So…a former top Obama official is battling with a multi-millionaire rapper about what Oprah Winfrey’s BFF said.
A little back story: Rapper Snoop Dogg this week threatened CBS “This Morning” co-anchor Gayle King on social media after she mentioned the late Kobe Bryant’s sexual assault charge in an interview with former WNBA star Lisa Leslie. Snoop said on Instagram that he’d “go after” King, Oprah’s longtime pal, if she didn’t “back off.”
“I swear to God we the worst. We the f**kin’ worst,” Snoop said. “We expect more from you, Gayle. Don’t you hang out with Oprah? Why y’all attacking us? We your people. You ain’t coming after f**kin’ Harvey Weinstein askin’ them dumba** questions. I get sick of y’all. I want to call you one. Is it OK if I call her one? Funky Dog-head b*tch! How dare you try to torch my f**kin homeboy’s reputation. Punk mother f**ker! Respect a family and back off, b*tch, before we come get you.”
Damn uncle snoop gave it to gayle king sucka ass.. Fuck her and oprah too!!!!! 💯💯💯💯💯💯💯 pic.twitter.com/UzUVNdyZJu
— Robshaun (@RobTakeOver) February 6, 2020
That diatribe prompted former National Security Adviser Susan Rice to jump in the fray.
“This is despicable,” Rice wrote on Twitter. “Gayle King is one of the most principled, fair and tough journalists alive. Snoop, back the **** off. You come for @GayleKing, you come against an army. You will lose, and it won’t be pretty.”
This is despicable. Gayle King is one of the most principled, fair and tough journalists alive. Snoop, back the **** off. You come for @GayleKing, you come against an army. You will lose, and it won’t be pretty. https://t.co/nUxcYCLS62
— Susan Rice (@AmbassadorRice) February 8, 2020
Bryant, a former basketball star, died last month in a helicopter crash that also killed his 13-year-old daughter, Gianna, and eight others. While many tributes for Bryant followed, so did stories about his alleged 2003 sexual assault of a Colorado hotel employee. Charges were dropped when the then 19-year-old employee refused to cooperate with prosecutors, and she eventually received a large payout after a civil case.
In her interview, King asked Leslie about the case.
“It’s been said that his legacy is complicated because of a sexual assault charge that was dismissed in 2003, 2004. Is it complicated for you, as a woman, as a WNBA player?” King asked.
“It’s not complicated for me at all,” Leslie said. “I just never see – have ever seen him being the kind of person that would be – do something to violate a woman or be aggressive in that way. That’s just not the person that I know.”
“Lisa, you wouldn’t see it, though. As his friend, you wouldn’t see it,” King said.
“And that’s possible. I just don’t believe that,” she said, adding that the media “should be more respectful at this time.”

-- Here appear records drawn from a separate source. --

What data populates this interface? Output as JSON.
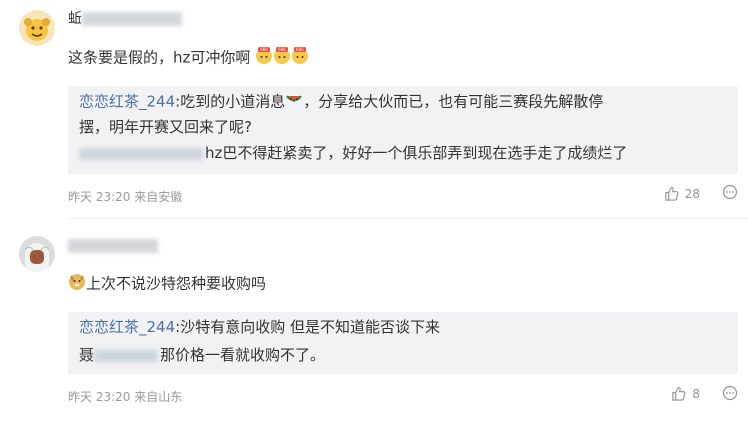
{
  "comments": [
    {
      "user_first_char": "蚯",
      "text": "这条要是假的，hz可冲你啊",
      "reply": {
        "user": "恋恋红茶_244",
        "line1_text": ":吃到的小道消息",
        "line1_rest": "，分享给大伙而已，也有可能三赛段先解散停",
        "line2": "摆，明年开赛又回来了呢?",
        "line3": "hz巴不得赶紧卖了，好好一个俱乐部弄到现在选手走了成绩烂了"
      },
      "meta": "昨天 23:20 来自安徽",
      "likes": "28"
    },
    {
      "user_first_char": "",
      "text": "上次不说沙特怨种要收购吗",
      "reply": {
        "user": "恋恋红茶_244",
        "line1_text": ":沙特有意向收购 但是不知道能否谈下来",
        "line2_prefix": "聂",
        "line2": "那价格一看就收购不了。"
      },
      "meta": "昨天 23:20 来自山东",
      "likes": "8"
    }
  ],
  "icons": {
    "like": "thumbs-up-icon",
    "more": "more-dots-icon",
    "emoji_666": "emoji-666-icon",
    "emoji_watermelon": "watermelon-icon",
    "emoji_doge": "doge-icon"
  },
  "colors": {
    "reply_user": "#4a72a8",
    "reply_bg": "#f2f2f5",
    "meta": "#999999"
  }
}
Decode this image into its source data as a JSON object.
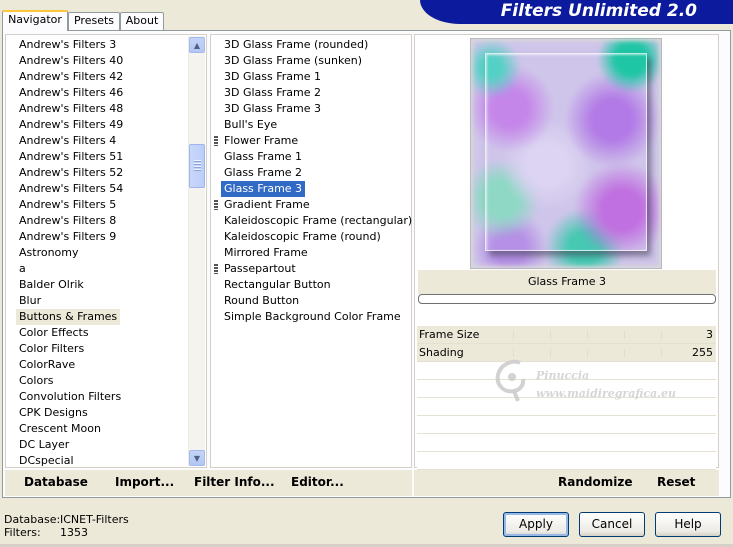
{
  "window": {
    "title": "Filters Unlimited 2.0"
  },
  "tabs": [
    {
      "label": "Navigator",
      "active": true
    },
    {
      "label": "Presets",
      "active": false
    },
    {
      "label": "About",
      "active": false
    }
  ],
  "categories": {
    "items": [
      "Andrew's Filters 3",
      "Andrew's Filters 40",
      "Andrew's Filters 42",
      "Andrew's Filters 46",
      "Andrew's Filters 48",
      "Andrew's Filters 49",
      "Andrew's Filters 4",
      "Andrew's Filters 51",
      "Andrew's Filters 52",
      "Andrew's Filters 54",
      "Andrew's Filters 5",
      "Andrew's Filters 8",
      "Andrew's Filters 9",
      "Astronomy",
      "a",
      "Balder Olrik",
      "Blur",
      "Buttons & Frames",
      "Color Effects",
      "Color Filters",
      "ColorRave",
      "Colors",
      "Convolution Filters",
      "CPK Designs",
      "Crescent Moon",
      "DC Layer",
      "DCspecial"
    ],
    "selected": "Buttons & Frames"
  },
  "filters": {
    "items": [
      {
        "label": "3D Glass Frame (rounded)",
        "grip": false
      },
      {
        "label": "3D Glass Frame (sunken)",
        "grip": false
      },
      {
        "label": "3D Glass Frame 1",
        "grip": false
      },
      {
        "label": "3D Glass Frame 2",
        "grip": false
      },
      {
        "label": "3D Glass Frame 3",
        "grip": false
      },
      {
        "label": "Bull's Eye",
        "grip": false
      },
      {
        "label": "Flower Frame",
        "grip": true
      },
      {
        "label": "Glass Frame 1",
        "grip": false
      },
      {
        "label": "Glass Frame 2",
        "grip": false
      },
      {
        "label": "Glass Frame 3",
        "grip": false
      },
      {
        "label": "Gradient Frame",
        "grip": true
      },
      {
        "label": "Kaleidoscopic Frame (rectangular)",
        "grip": false
      },
      {
        "label": "Kaleidoscopic Frame (round)",
        "grip": false
      },
      {
        "label": "Mirrored Frame",
        "grip": false
      },
      {
        "label": "Passepartout",
        "grip": true
      },
      {
        "label": "Rectangular Button",
        "grip": false
      },
      {
        "label": "Round Button",
        "grip": false
      },
      {
        "label": "Simple Background Color Frame",
        "grip": false
      }
    ],
    "selected": "Glass Frame 3"
  },
  "left_toolbar": {
    "database": "Database",
    "import": "Import...",
    "filter_info": "Filter Info...",
    "editor": "Editor..."
  },
  "preview": {
    "filter_name": "Glass Frame 3",
    "progress": 0
  },
  "parameters": [
    {
      "label": "Frame Size",
      "value": "3"
    },
    {
      "label": "Shading",
      "value": "255"
    }
  ],
  "right_toolbar": {
    "randomize": "Randomize",
    "reset": "Reset"
  },
  "watermark": {
    "name": "Pinuccia",
    "url": "www.maidiregrafica.eu"
  },
  "status": {
    "database_label": "Database:",
    "database_value": "ICNET-Filters",
    "filters_label": "Filters:",
    "filters_value": "1353"
  },
  "buttons": {
    "apply": "Apply",
    "cancel": "Cancel",
    "help": "Help"
  },
  "colors": {
    "title_bar": "#0c1a9e",
    "selection_blue": "#316ac5",
    "window_bg": "#ece9d8"
  }
}
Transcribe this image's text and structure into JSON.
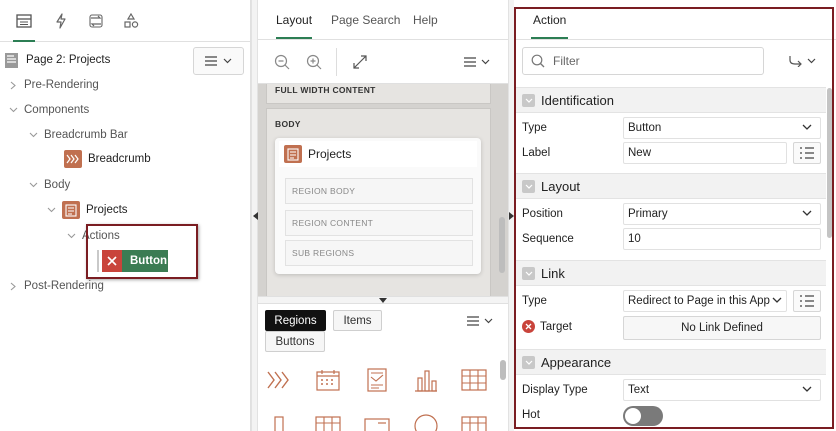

In case you’ve forgotten, Rice famously went on five Sunday talk shows and blamed the September 11, 2012, terrorist attack in Benghazi, Libya – which left four Americans including the U.S. ambassador dead – on a YouTube video. Of course, top administration officials knew almost immediately that the attack was terrorism, but with the presidential election just two months in the future, then-president Barack Obama led a campaign of disinformation to distract from the scandal.
In her later memoir, “Tough Love: My Story of the Things Worth Fighting For,” Rice blamed Hillary Clinton, who she said asked her to do the round of Sunday talk shows. She said her mother, Lois Dickson Rice, told her she shouldn’t accept. “Why do you have to go on the shows? Where is Hillary?” The Daily Mail reported.
Rice told her mother that Clinton was ‘wiped out after a brutal week’ and that the Obama White House asked her to step up in the place.
‘I smell a rat. This is not a good idea. Can’t you get out of it?’ her mother said.
Rice told her: ‘Mom, don’t be ridiculous. I’ve done the shows. It will be fine.’